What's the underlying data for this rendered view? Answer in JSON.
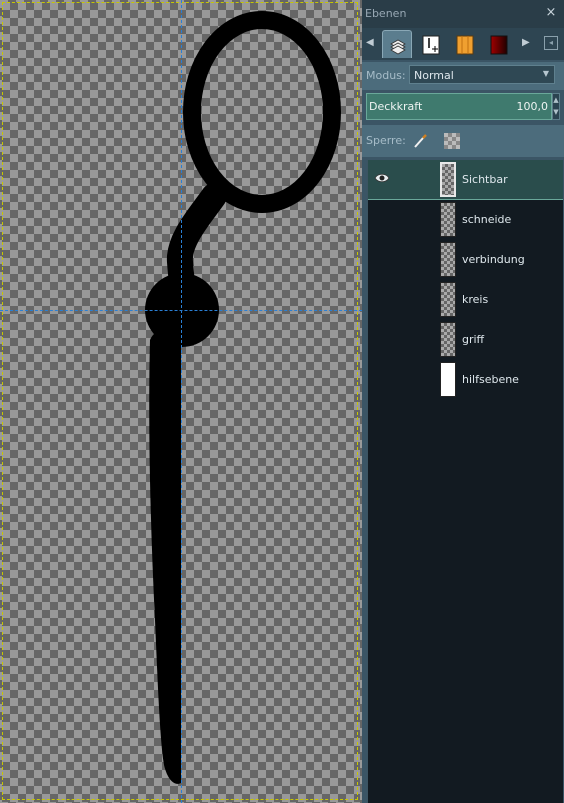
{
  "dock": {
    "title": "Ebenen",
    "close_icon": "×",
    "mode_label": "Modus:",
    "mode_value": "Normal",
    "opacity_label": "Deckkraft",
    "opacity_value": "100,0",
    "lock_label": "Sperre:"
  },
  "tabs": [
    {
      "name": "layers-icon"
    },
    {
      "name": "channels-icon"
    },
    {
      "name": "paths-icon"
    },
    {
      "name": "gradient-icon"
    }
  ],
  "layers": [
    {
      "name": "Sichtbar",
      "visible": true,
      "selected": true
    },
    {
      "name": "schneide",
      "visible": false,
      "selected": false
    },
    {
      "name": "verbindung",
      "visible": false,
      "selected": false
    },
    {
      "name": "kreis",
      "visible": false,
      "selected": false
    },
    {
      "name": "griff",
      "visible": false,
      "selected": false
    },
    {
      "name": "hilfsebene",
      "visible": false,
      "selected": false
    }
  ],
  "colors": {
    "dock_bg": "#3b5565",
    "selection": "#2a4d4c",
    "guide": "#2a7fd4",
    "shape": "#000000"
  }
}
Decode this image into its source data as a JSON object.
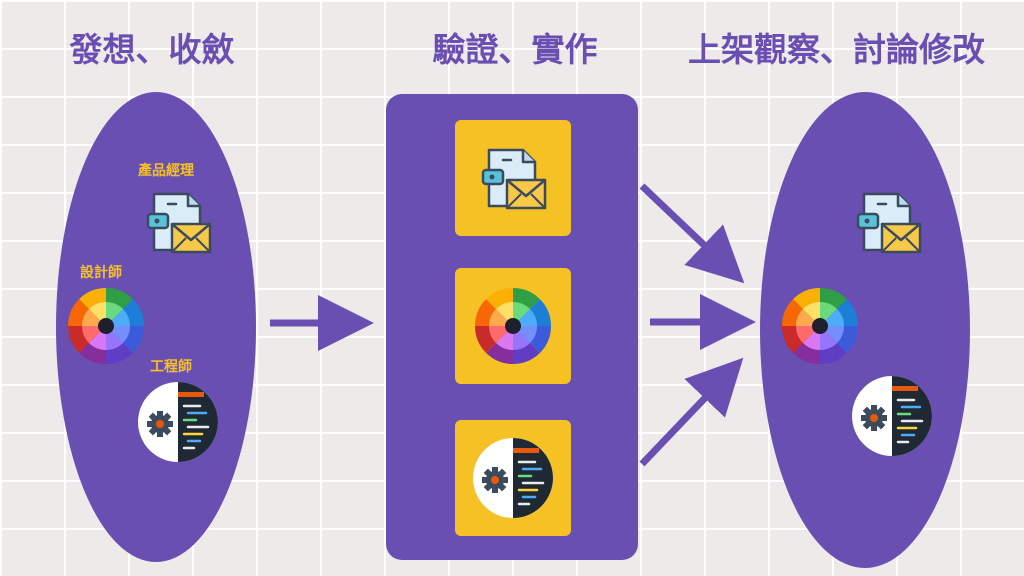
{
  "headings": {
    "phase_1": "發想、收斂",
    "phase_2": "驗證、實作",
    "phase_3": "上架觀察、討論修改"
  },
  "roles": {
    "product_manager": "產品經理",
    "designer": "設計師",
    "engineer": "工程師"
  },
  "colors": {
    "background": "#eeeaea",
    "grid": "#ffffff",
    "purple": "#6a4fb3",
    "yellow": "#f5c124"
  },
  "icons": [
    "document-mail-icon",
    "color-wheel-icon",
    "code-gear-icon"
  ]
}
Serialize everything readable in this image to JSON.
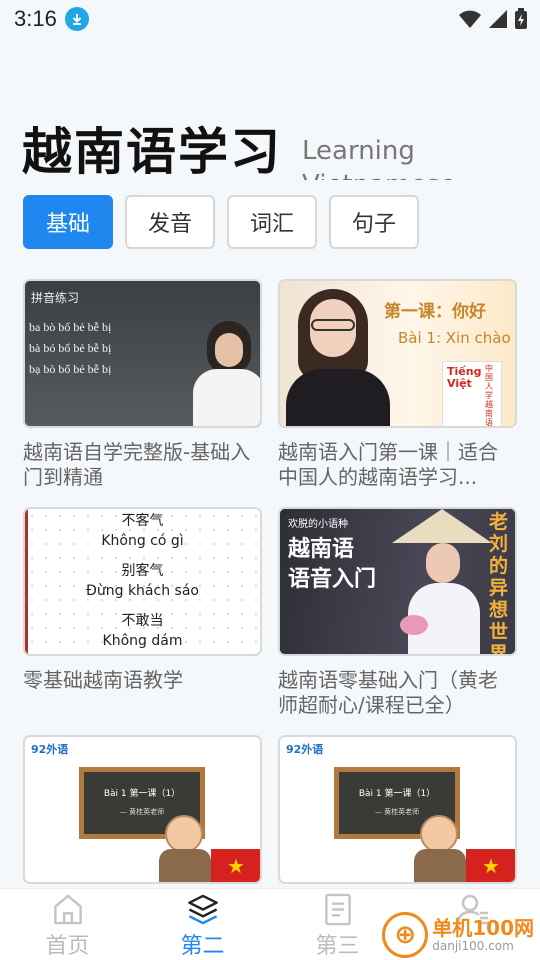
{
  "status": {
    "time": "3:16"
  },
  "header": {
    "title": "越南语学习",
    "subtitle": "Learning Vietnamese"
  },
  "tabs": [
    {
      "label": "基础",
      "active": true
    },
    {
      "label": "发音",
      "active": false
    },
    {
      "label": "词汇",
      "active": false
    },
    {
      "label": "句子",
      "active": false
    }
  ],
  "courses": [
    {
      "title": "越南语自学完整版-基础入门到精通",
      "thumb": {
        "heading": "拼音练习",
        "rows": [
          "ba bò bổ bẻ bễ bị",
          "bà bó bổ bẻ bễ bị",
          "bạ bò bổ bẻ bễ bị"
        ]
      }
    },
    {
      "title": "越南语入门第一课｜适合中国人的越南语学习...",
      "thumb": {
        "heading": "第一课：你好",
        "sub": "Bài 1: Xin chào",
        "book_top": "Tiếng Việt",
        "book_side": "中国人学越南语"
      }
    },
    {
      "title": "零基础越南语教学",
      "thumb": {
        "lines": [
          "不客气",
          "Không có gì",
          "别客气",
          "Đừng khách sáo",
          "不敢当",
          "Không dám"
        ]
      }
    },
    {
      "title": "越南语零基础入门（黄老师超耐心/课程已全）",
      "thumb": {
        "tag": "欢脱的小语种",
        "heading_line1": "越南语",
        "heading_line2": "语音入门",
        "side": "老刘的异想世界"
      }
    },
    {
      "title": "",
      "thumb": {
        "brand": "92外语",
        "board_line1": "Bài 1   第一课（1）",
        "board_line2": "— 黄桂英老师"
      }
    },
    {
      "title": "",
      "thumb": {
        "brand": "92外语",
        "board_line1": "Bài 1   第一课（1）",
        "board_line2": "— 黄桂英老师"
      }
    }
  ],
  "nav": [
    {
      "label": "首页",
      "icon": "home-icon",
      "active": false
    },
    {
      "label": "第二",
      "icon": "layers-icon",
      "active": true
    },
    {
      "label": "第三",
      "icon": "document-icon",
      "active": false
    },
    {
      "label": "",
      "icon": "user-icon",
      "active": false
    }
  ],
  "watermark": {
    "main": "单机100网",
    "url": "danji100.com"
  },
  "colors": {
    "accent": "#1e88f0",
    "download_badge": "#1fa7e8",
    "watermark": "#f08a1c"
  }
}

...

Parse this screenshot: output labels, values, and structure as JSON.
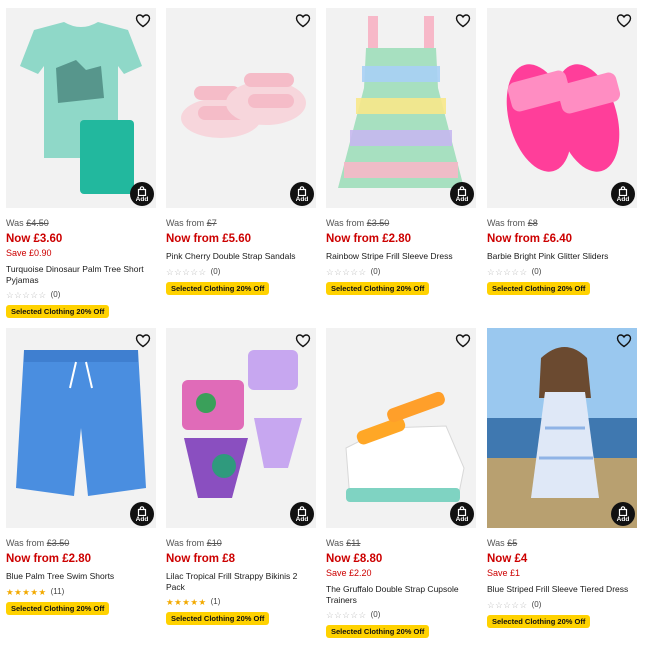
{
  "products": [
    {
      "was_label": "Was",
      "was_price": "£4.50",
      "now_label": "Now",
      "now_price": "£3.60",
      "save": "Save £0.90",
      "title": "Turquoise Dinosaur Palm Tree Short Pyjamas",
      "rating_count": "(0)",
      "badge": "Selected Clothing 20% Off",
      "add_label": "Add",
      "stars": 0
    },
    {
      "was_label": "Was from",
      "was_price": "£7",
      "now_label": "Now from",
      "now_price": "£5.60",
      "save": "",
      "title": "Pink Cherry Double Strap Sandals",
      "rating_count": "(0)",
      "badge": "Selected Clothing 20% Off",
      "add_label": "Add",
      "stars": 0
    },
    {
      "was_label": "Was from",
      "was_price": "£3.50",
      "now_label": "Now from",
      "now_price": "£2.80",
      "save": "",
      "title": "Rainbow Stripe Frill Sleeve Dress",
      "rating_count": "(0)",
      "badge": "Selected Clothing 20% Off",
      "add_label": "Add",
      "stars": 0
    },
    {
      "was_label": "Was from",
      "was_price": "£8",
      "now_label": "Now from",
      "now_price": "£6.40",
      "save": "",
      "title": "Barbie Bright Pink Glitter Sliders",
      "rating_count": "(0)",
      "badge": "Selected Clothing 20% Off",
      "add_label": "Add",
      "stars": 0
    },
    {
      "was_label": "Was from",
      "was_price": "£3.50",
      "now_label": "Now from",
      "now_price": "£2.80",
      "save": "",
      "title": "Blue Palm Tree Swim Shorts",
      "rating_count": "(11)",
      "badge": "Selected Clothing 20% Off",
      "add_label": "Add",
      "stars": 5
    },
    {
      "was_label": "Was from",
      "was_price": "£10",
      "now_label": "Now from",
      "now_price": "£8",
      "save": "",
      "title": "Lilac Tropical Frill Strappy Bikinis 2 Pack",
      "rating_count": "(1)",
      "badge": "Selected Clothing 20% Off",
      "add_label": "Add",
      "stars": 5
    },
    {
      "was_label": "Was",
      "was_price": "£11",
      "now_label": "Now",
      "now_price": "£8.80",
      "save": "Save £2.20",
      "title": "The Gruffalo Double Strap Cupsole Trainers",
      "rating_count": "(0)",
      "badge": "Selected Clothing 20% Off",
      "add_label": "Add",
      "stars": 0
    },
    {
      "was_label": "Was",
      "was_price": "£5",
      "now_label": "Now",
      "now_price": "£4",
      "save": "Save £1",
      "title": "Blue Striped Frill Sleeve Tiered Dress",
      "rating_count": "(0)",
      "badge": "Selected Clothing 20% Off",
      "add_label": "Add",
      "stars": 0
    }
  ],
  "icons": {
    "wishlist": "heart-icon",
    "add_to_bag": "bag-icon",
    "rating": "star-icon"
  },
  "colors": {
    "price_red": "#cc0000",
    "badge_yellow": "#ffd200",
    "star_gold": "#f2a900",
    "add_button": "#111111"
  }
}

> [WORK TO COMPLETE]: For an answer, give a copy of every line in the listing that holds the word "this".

> [REPLY]:
What's the underlying data for this rendered view? Answer in JSON.
Decode this image into its source data as a JSON object.
Serialize everything readable in this image to JSON.
Parse this screenshot: output labels, values, and structure as JSON.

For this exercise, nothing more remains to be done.